WAER file photo

It’s official…the New York State Fair will return this year, though it won’t be quite the same as it was before the pandemic.  Governor Cuomo made the announcement at the fairgrounds Monday.  He’s calling it a “Reimagined” fair that will operate as four concurrent festivals:  Food and Beverage, concerts, amusements, and agriculture. 

Cuomo says this will make it easier to limit daily admission to 50 percent and meet other operating guidelines.

"They will be revised between now and August.  If things keep going the way they're going, they'll be revised up; more capacity, more flexibility.   If we keep that COVID positivity doing down and vaccination rate going up, you'll see more and more economic activity, and you'll see that here at the state fair, also."

As of now, the fairgrounds buildings will not be open to the general public, with the exception of restrooms.  And, visitors will be required to observe social distancing and wear masks, except when eating or drinking.  Those buying food and beverages will be asked to sit at tables or dining spaces.  Proof of vaccination will not be required for entry.  Agriculture Commissioner Richard Ball says while last year’s fair was cancelled, agriculture was not.  He looks forward to re-introducing New Yorkers to the farmers and their essential role in the food supply chain and the state’s economy.

"We'll be able to connect those dots again, welcoming customers back to the New York State Fair.  I expect this year the fair will have a very special spirit about it.  We can look forward to the sights, the smells, the sounds, and the tastes once again of the New York Fair."

Admission is $3 per person, and children under 12 will be free.  Tickets will be sold for each of the outdoor areas so visitors can plan accordingly.  The fair will run for 18 days…August 20th through Labor Day, September 6th

Scott Willis covers politics, local government, transportation, and arts and culture for WAER. He came to Syracuse from Detroit in 2001, where he began his career in radio as an intern and freelance reporter.
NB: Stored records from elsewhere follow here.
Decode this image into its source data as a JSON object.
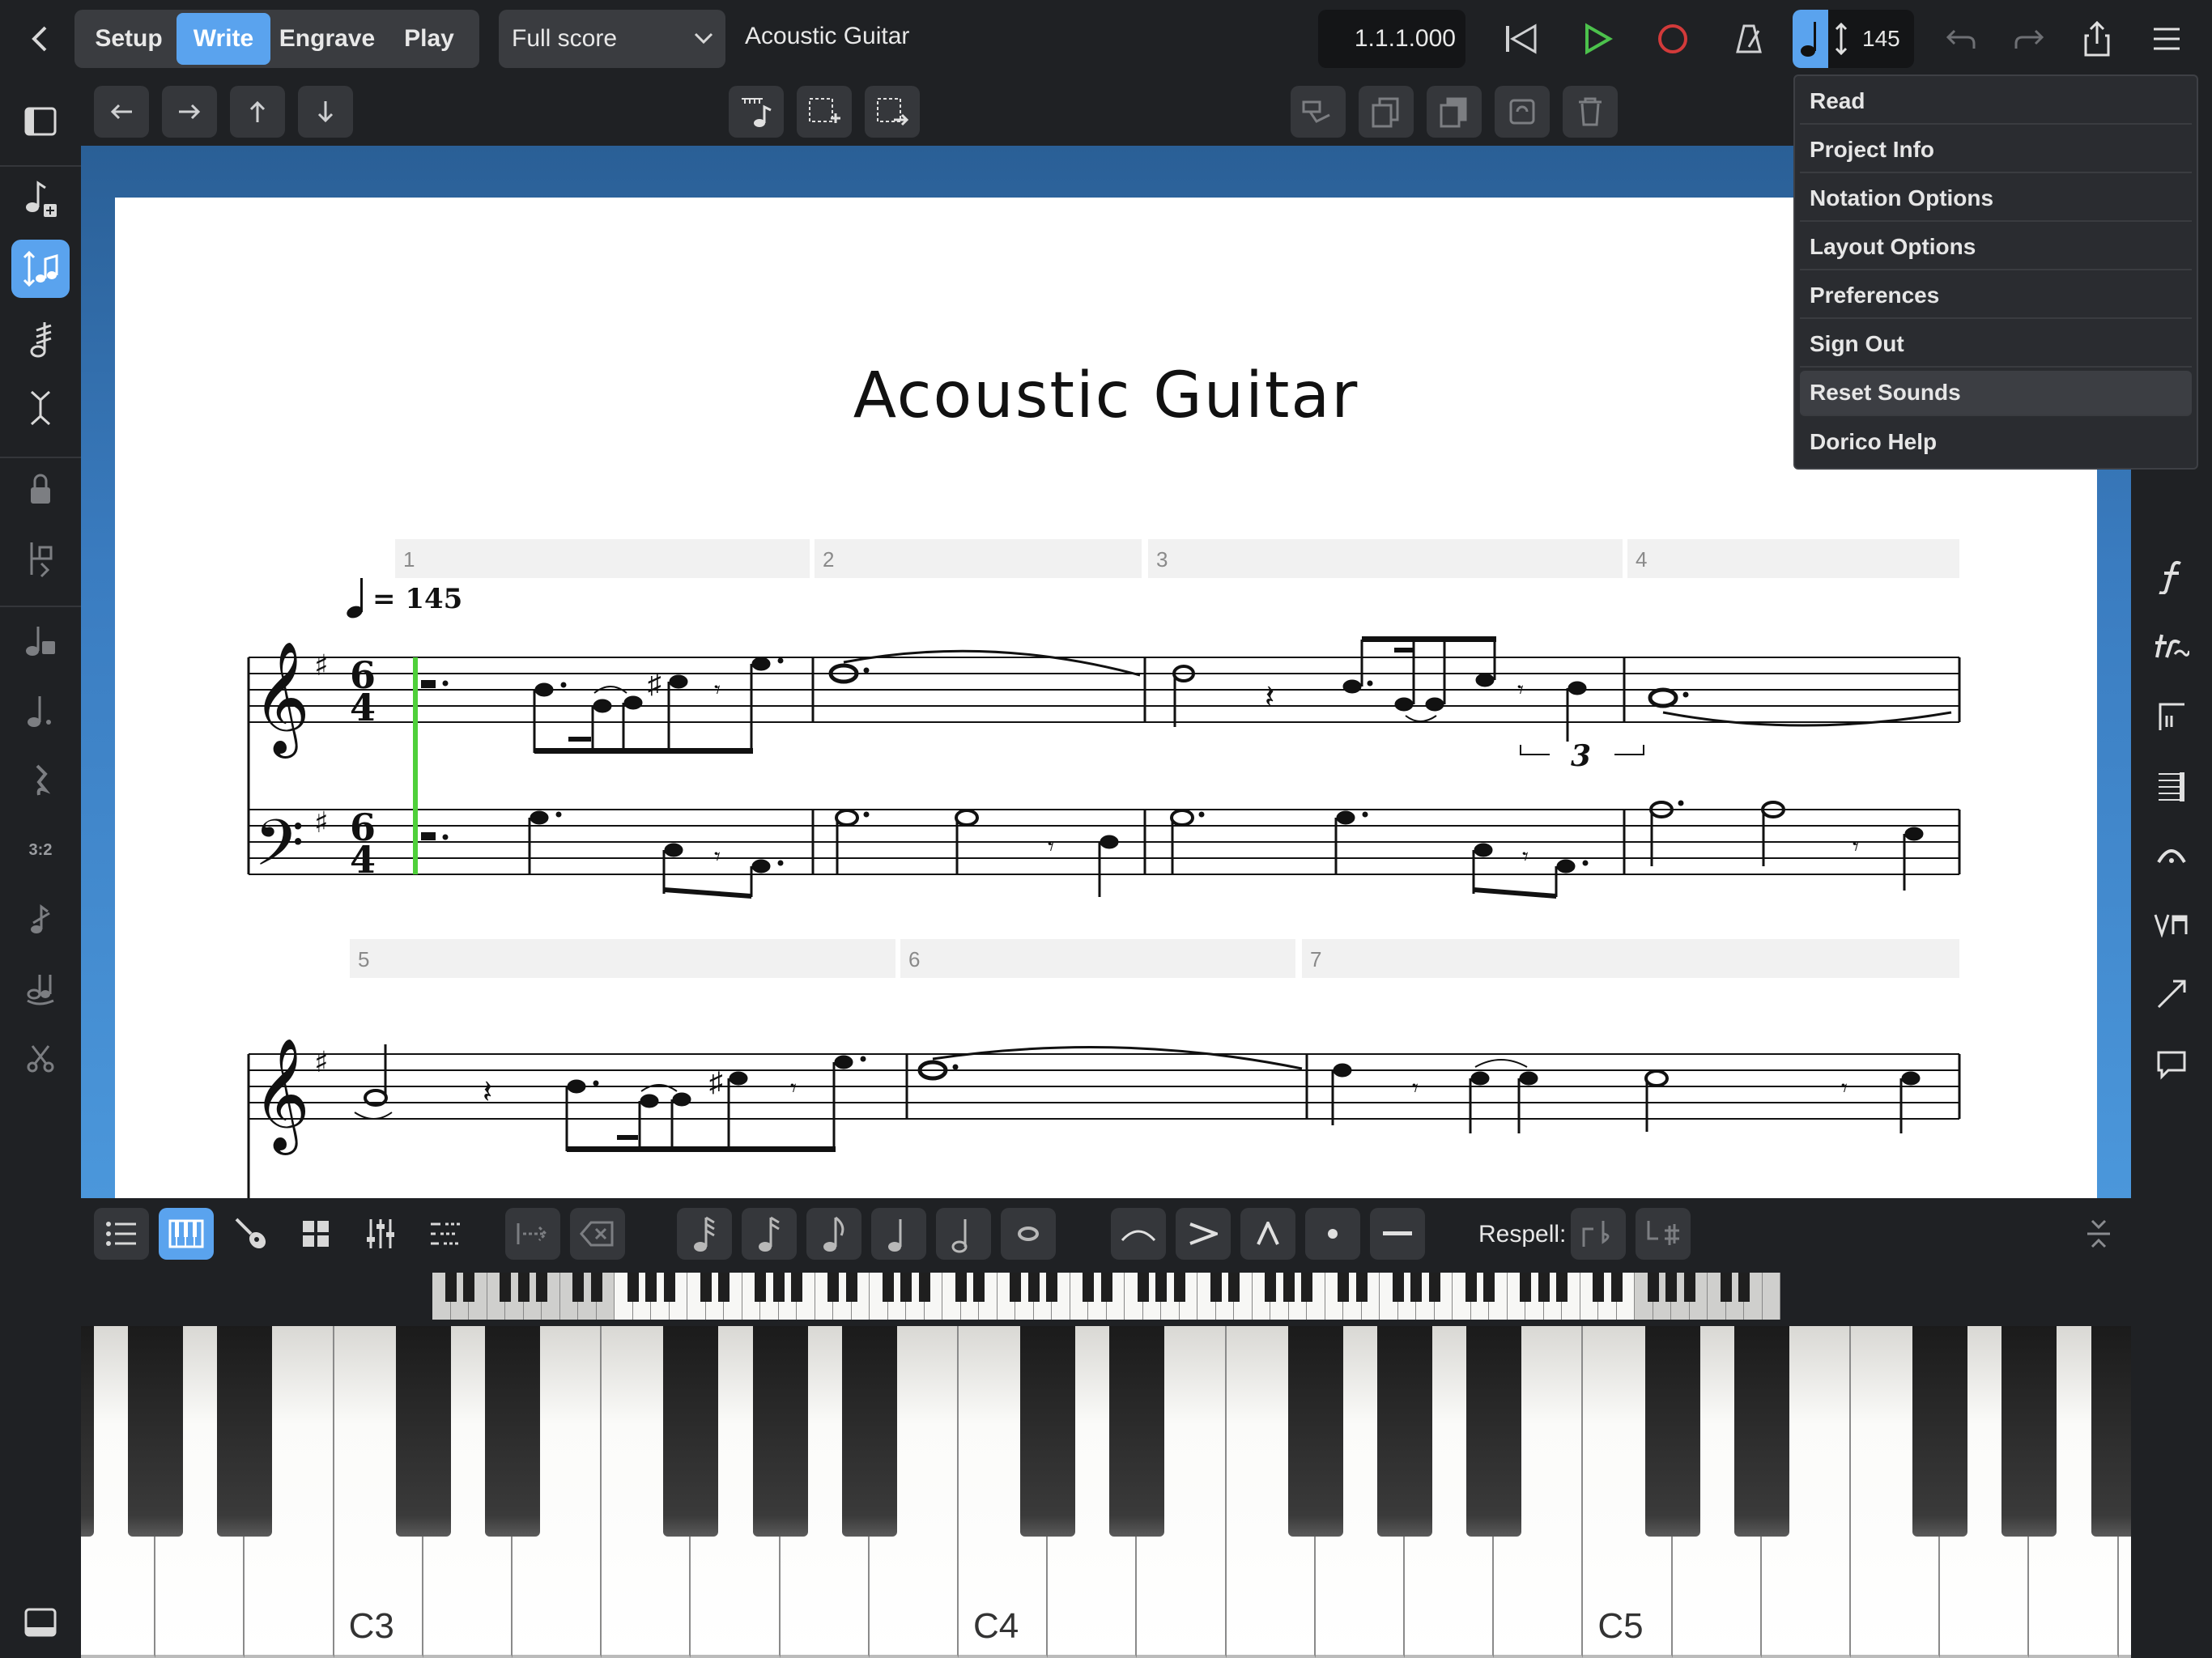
{
  "topbar": {
    "back_label": "‹",
    "modes": [
      {
        "label": "Setup",
        "active": false
      },
      {
        "label": "Write",
        "active": true
      },
      {
        "label": "Engrave",
        "active": false
      },
      {
        "label": "Play",
        "active": false
      }
    ],
    "layout_select": "Full score",
    "title": "Acoustic Guitar",
    "position": "1.1.1.000",
    "tempo": "145",
    "accent_color": "#5aa3ee",
    "play_color": "#4cc24c",
    "record_color": "#d23a3a"
  },
  "menu": {
    "items": [
      {
        "label": "Read",
        "highlighted": false
      },
      {
        "label": "Project Info",
        "highlighted": false
      },
      {
        "label": "Notation Options",
        "highlighted": false
      },
      {
        "label": "Layout Options",
        "highlighted": false
      },
      {
        "label": "Preferences",
        "highlighted": false
      },
      {
        "label": "Sign Out",
        "highlighted": false
      },
      {
        "label": "Reset Sounds",
        "highlighted": true
      },
      {
        "label": "Dorico Help",
        "highlighted": false
      }
    ]
  },
  "leftpanel": {
    "tuplet_label": "3:2"
  },
  "score": {
    "title": "Acoustic Guitar",
    "tempo_mark": "= 145",
    "time_sig_top": "6",
    "time_sig_bottom": "4",
    "bars_system1": [
      "1",
      "2",
      "3",
      "4"
    ],
    "bars_system2": [
      "5",
      "6",
      "7"
    ],
    "tuplet_number": "3",
    "caret_color": "#4fd03a"
  },
  "bottombar": {
    "respell_label": "Respell:"
  },
  "keyboard": {
    "labels": [
      "C3",
      "C4",
      "C5"
    ]
  }
}
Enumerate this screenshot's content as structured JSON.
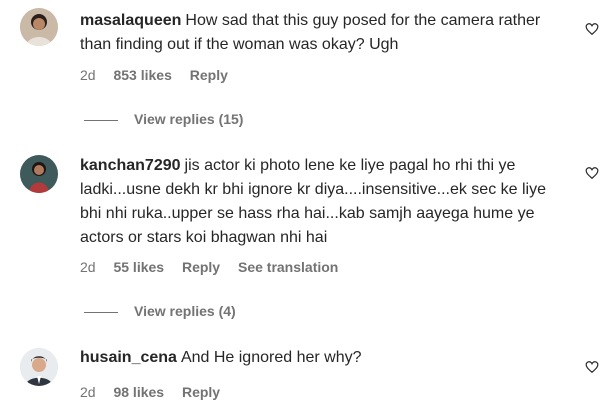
{
  "comments": [
    {
      "username": "masalaqueen",
      "text": "How sad that this guy posed for the camera rather than finding out if the woman was okay? Ugh",
      "time": "2d",
      "likes": "853 likes",
      "reply": "Reply",
      "translation": "",
      "view_replies": "View replies (15)"
    },
    {
      "username": "kanchan7290",
      "text": "jis actor ki photo lene ke liye pagal ho rhi thi ye ladki...usne dekh kr bhi ignore kr diya....insensitive...ek sec ke liye bhi nhi ruka..upper se hass rha hai...kab samjh aayega hume ye actors or stars koi bhagwan nhi hai",
      "time": "2d",
      "likes": "55 likes",
      "reply": "Reply",
      "translation": "See translation",
      "view_replies": "View replies (4)"
    },
    {
      "username": "husain_cena",
      "text": "And He ignored her why?",
      "time": "2d",
      "likes": "98 likes",
      "reply": "Reply",
      "translation": "",
      "view_replies": ""
    }
  ],
  "icons": {
    "like": "heart-outline-icon"
  }
}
Scott is honored and privileged to bring the day’s news and in-depth feature reporting to WAER’s dedicated and generous listeners. You can find him on twitter @swillisWAER and email him at